    Maria Bello stars as Sophie, an unstable mother of two whose obsessive love for her imaginary “friend” Diana (Alicia Vela-Bailey) has alienated her kids, the rebellious Rebecca (Teresa Palmer) and her innocent younger brother Martin (Gabriel Bateman). Martin lives at home and he’s terrified. He hears his mother talking to herself late at night and can’t sleep, prompting the school to get involved. Reluctantly at first, Rebecca steps in to help and takes Martin to live with her and her boyfriend Bret (Alexander DiPersia) but when child protective

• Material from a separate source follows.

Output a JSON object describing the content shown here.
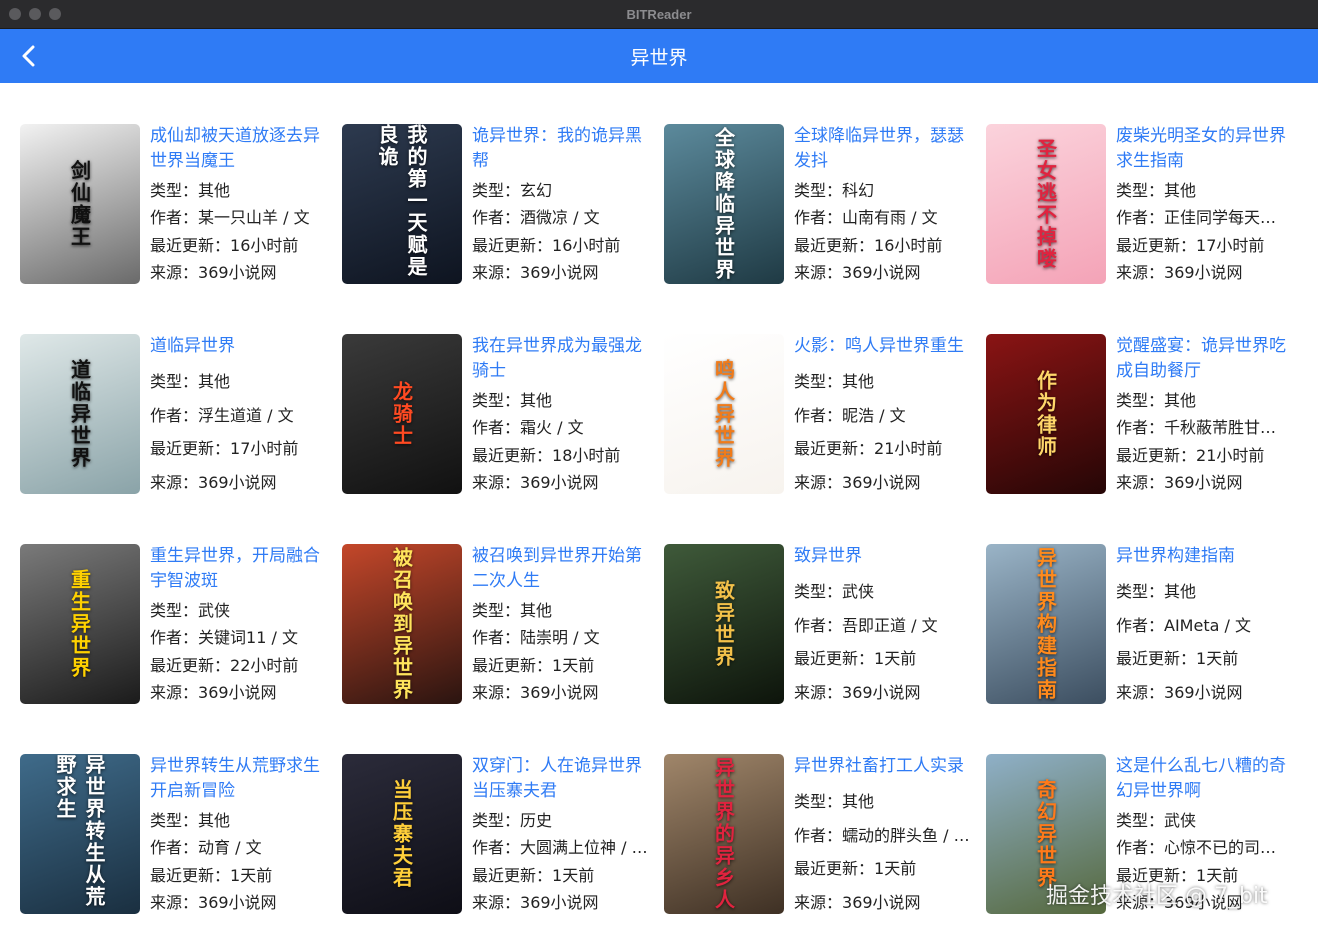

    services show up the next morning they soon realise that there are legal steps that have to be taken if the child is to be taken from his mother. After some digging, Rebecca learns that Diana was a friend of their mothers when she spent time in a mental institution after the breakup of her marriage. Diana had a mysterious skin condition which kept her living in the dark. Now, their mother has been refusing to take her medication which has been making Diana’s appearances increasingly frequent and terrifying. When she does appear, only in total darkness, she is a shadowy figure with wild black hair, long sinewy arms and claws. Having angered this evil entity, she is starting to take over their lives and they are terrified, not sure whether she is dead or supernatural or how far she will go.

    The acting in “Lights Out” is good. We get strong, nuanced performances by Bello, Palmer and Bateman. The characters are likeable and credible and Sandberg makes a good effort to develop them. Rebecca and Bret make a good team and while Rebecca and Martin might be estranged siblings, they finally really bond to try and save their mother. The remarkably accomplished Bello brings out the torment and frustration within Sophie. The opening scene is one of the most terrifying horror opening scenes I’ve seen in recent years. It sets the scene by introducing Diana and the film’s use of the dark. A woman is walking through a warehouse at night thinks she sees something as the automatic lights
    switch off. The figure disappears when she turns the lights back on, so she thinks she’s hallucinating, until that figure in the dark moves closer to her. A few minutes later, the mysterious figure strikes…..really chilling. “Lights Out” is quite short at 80 minutes but it’s just the right length to tell the story without dragging. Sandberg uses music sparingly and he doesn’t engage in multiple jumpy scares nor elaborate gore. I think this” is a very impressive debut that ought to be considered alongside recent standout horrors like “The Babadook”. It’s unsettling, creepy and tense. The central idea of a mysterious, malevolent figure that only appears when the lights are out and who disappears, physically as well
    as visibly, with the flip of a light switch, is enormously effective. “Lights Out” will certainly make you think twice before you hop into bed and turn the lights off and it will remain in your mind long after you leave the cinema.